WORK TO BE COMPLETED ▸ Which lines of the entries contain the string "Auto"? Copy each of them.

EXCERPTED DATA ▸
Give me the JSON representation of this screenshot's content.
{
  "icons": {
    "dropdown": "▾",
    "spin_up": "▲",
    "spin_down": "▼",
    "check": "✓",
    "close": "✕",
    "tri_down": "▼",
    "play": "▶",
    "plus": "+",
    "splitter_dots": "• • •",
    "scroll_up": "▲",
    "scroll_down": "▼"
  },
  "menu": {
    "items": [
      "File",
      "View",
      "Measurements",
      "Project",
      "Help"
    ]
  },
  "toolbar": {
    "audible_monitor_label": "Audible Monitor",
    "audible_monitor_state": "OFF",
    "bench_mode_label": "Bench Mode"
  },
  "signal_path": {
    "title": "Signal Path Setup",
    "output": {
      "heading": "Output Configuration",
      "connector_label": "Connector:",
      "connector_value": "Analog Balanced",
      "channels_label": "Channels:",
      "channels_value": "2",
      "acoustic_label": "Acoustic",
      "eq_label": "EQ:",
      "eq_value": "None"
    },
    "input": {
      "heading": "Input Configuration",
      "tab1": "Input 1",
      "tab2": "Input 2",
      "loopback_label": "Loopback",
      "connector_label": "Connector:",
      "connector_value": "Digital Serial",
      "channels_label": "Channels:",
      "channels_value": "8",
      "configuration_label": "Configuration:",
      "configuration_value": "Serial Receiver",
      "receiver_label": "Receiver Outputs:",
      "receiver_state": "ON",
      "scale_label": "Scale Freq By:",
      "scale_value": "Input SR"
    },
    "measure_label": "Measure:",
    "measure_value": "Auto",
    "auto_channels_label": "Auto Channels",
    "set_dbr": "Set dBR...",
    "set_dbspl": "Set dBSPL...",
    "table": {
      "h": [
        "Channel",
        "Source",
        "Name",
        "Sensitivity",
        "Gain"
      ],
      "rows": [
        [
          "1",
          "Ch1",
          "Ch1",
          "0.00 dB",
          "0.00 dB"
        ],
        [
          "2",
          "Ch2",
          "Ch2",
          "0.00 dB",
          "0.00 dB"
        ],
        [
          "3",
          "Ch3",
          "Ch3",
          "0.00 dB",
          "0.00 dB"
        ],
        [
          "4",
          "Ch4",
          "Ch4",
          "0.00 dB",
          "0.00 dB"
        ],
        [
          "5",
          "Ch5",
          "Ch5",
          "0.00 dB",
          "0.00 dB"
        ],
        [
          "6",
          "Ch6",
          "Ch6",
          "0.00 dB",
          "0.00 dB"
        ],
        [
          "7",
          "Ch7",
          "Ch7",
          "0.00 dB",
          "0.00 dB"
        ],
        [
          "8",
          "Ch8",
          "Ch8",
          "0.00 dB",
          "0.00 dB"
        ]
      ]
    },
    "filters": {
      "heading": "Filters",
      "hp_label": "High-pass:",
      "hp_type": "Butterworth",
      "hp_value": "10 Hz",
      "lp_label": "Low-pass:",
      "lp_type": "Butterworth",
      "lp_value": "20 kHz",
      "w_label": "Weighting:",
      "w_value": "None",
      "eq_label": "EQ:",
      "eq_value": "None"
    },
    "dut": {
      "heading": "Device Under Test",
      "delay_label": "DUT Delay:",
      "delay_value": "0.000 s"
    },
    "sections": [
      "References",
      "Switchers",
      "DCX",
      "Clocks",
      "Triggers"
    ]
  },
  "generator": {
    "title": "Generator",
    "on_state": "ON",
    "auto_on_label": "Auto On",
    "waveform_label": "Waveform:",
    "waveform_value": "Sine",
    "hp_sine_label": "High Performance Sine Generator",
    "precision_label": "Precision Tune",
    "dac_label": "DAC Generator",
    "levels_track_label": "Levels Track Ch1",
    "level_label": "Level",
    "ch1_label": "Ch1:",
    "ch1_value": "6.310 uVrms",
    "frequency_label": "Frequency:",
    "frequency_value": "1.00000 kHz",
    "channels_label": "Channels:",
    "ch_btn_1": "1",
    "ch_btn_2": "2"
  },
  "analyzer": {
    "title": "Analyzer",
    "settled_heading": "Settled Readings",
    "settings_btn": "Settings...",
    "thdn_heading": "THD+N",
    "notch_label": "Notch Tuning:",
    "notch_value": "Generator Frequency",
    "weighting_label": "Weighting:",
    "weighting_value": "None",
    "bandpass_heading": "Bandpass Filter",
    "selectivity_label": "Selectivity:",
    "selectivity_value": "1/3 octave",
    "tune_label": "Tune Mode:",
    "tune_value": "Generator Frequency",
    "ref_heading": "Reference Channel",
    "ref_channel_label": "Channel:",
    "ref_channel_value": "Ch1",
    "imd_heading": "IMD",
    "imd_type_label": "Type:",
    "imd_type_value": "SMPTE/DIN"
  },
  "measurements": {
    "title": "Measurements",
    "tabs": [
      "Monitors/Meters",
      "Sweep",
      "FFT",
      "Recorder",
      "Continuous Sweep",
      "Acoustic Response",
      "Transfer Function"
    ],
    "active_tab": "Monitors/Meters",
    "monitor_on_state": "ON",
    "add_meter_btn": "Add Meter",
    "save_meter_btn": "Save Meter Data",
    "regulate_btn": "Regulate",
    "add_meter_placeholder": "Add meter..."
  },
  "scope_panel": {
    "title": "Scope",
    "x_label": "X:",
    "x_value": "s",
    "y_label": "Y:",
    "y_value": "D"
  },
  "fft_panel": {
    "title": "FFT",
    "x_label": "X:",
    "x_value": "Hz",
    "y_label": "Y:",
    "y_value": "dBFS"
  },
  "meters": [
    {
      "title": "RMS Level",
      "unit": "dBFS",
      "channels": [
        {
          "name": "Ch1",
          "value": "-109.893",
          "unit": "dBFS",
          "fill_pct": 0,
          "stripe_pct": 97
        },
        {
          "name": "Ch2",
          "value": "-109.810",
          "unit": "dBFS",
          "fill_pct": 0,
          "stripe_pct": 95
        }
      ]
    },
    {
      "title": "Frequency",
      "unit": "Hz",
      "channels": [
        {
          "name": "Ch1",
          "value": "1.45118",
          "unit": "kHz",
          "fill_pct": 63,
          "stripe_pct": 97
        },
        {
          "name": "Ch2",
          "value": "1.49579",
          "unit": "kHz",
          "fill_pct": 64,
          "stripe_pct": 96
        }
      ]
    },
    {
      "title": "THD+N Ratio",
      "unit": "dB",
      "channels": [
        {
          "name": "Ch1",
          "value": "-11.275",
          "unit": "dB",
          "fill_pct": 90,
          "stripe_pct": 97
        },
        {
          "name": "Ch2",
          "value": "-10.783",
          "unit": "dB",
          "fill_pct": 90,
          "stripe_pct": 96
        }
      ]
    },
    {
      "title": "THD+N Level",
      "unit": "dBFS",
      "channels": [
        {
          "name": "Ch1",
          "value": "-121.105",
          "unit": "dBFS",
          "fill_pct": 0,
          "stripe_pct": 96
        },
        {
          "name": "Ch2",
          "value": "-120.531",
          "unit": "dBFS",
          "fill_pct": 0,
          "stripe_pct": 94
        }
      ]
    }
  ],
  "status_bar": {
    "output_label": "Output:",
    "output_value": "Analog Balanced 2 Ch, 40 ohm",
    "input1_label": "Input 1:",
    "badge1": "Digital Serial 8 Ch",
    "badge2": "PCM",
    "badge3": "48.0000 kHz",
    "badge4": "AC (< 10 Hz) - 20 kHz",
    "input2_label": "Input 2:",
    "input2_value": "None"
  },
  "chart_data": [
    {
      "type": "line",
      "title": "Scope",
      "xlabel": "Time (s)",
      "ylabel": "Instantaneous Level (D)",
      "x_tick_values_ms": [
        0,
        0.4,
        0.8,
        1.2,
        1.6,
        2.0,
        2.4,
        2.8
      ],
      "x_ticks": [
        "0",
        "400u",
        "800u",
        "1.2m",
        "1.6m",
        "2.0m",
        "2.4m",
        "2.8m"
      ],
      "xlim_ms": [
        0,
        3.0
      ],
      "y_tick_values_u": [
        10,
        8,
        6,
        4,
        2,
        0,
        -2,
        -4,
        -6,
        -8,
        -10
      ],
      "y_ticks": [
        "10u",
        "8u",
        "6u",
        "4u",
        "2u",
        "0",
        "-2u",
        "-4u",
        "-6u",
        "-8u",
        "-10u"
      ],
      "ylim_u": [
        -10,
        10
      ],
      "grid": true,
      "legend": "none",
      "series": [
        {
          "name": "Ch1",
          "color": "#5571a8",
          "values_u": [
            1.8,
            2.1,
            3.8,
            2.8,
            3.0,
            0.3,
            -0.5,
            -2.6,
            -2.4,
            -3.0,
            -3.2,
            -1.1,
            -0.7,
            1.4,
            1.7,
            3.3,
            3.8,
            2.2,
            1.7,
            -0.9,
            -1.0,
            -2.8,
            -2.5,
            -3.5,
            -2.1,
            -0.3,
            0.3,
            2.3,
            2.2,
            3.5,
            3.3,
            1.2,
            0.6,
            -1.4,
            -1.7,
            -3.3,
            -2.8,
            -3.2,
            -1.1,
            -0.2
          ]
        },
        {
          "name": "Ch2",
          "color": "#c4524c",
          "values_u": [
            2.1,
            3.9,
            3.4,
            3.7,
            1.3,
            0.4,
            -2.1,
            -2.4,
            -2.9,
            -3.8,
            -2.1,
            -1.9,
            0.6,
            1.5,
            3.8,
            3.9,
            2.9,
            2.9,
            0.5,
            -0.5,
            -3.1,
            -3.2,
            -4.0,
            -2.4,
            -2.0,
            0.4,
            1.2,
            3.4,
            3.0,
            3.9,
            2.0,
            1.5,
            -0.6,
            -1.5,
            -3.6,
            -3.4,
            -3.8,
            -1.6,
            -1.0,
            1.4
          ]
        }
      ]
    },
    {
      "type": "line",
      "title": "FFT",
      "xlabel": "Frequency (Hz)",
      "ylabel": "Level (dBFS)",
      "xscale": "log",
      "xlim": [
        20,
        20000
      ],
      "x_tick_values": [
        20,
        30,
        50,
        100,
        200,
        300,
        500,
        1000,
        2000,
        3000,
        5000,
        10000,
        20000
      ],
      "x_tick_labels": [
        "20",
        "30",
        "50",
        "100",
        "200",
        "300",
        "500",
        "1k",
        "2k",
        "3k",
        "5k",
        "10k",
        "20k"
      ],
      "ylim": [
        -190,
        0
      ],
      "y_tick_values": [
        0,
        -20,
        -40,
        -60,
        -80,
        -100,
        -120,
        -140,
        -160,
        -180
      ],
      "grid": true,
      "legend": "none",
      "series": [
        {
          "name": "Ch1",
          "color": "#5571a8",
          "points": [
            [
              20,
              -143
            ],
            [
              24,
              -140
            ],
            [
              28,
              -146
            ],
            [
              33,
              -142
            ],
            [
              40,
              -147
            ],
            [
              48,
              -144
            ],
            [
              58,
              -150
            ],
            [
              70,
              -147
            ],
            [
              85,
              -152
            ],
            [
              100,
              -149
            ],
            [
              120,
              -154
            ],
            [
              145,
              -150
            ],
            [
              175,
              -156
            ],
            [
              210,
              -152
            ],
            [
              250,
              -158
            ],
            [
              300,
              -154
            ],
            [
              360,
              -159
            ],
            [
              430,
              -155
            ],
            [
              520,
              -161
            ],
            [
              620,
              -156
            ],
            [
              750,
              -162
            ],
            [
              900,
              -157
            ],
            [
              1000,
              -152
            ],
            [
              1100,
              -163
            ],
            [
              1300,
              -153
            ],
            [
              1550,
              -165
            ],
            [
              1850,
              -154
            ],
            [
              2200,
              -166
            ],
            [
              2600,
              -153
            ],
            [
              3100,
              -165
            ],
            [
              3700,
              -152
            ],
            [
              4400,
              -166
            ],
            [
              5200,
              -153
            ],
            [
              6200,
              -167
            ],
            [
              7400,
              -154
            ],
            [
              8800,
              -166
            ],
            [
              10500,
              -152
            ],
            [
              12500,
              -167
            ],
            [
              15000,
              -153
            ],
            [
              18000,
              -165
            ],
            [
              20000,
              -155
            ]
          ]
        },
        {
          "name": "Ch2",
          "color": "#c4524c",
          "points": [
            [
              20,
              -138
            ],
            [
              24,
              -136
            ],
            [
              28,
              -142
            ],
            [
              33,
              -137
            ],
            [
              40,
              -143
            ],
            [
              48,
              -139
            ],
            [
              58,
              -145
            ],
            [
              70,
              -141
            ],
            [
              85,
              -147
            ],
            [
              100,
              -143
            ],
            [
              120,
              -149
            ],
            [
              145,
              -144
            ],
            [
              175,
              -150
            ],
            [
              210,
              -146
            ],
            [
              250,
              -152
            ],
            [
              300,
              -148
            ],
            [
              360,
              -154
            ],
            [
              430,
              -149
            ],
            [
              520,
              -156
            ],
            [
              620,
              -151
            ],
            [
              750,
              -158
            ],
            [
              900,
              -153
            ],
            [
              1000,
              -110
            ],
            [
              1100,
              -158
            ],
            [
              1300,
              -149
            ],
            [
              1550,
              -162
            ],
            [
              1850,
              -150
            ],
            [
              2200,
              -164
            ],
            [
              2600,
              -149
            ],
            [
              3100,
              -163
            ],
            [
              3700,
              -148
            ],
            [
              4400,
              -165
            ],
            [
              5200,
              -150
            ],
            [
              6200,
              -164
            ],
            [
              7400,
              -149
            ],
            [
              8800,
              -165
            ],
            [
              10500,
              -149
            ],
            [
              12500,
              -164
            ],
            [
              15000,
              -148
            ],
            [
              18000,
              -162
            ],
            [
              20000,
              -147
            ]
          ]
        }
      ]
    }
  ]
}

OUTPUT OF THE EXERCISE ▸
    "measure_value": "Auto",
    "auto_channels_label": "Auto Channels",
    "auto_on_label": "Auto On",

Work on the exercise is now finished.